AUBURN — While other students in Auburn Junior High School have been bound to their desks Tuesday afternoons this school year, Kristi Newton's health class has been doing yoga.
On one of those days earlier this month, Newton, a health teacher, and media specialist Marcella Didio led the class at the school's library. Some students giggled as they tried various poses while following along with their instructor. Some children had more success than others; a few would wobble when doing moves requiring balance with one foot, forcing them to readjust.
Some students looked to those next to them, and sometimes laughed as they saw each other try the poses. Poses the class did ranged from students leaning forward with their heads down while perched on one leg to getting on their hands and knees, raising one leg and then stretching their opposite arm out to grab that leg.

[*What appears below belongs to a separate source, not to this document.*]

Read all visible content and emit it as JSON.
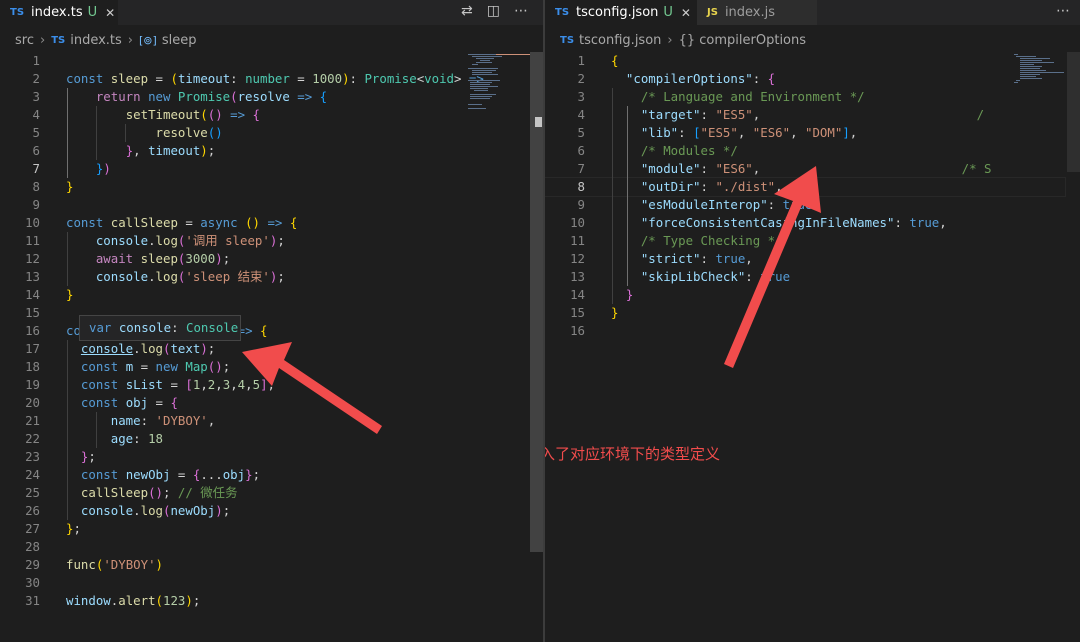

The yoga provides physical exercise but the purpose of the class goes beyond that. Newton began using yoga as a way to cope with the unexpected death of her brother-in-law, Peter Thomson, around four years ago. She eventually thought that since yoga helped her get through her loss, it might be able to help her students deal with issues in their lives.
She started with students doing chair yoga in the classroom, but Newton and Didio expanded it. Newton said she believes yoga helps students learn how to reduce stress and do simple anxiety-vanquishing exercises.
Newton received a $600 grant from the Auburn Educational Foundation to do yoga, and started a class in the library in January 2016. The money went toward things such as class sets of yoga mats, tapestries to hang nearby and flameless candles.
They took things to another level when the duo took a digital learning class from the University of Rochester. This fall, they applied the internet to helping students learn about yoga, having them do activities such as a trivia game and made yoga-related articles and videos available to them. They have also used technology to have people based in states like Texas and Georgia instruct the classes.
Newton said her students have risen to the challenge. Students who had previously had to leave her class due to behavior issues and have since focused and responded to the yoga even better than other students, she said. She wanted to give students a way combat stress in their lives, just as it helped her.
"That's our hope, that at least we gave them stepping stones. What they do with it from here on out after they leave Auburn Junior High is up to them," Newton said.
Didio, who has been doing yoga since 2006, believes the children get "a little stability, a little time out from the daily grind," from their time on the mats.
Student Leah Howard praised all of the instructors they have learned from.
"They make us feel like rock stars," Howard said.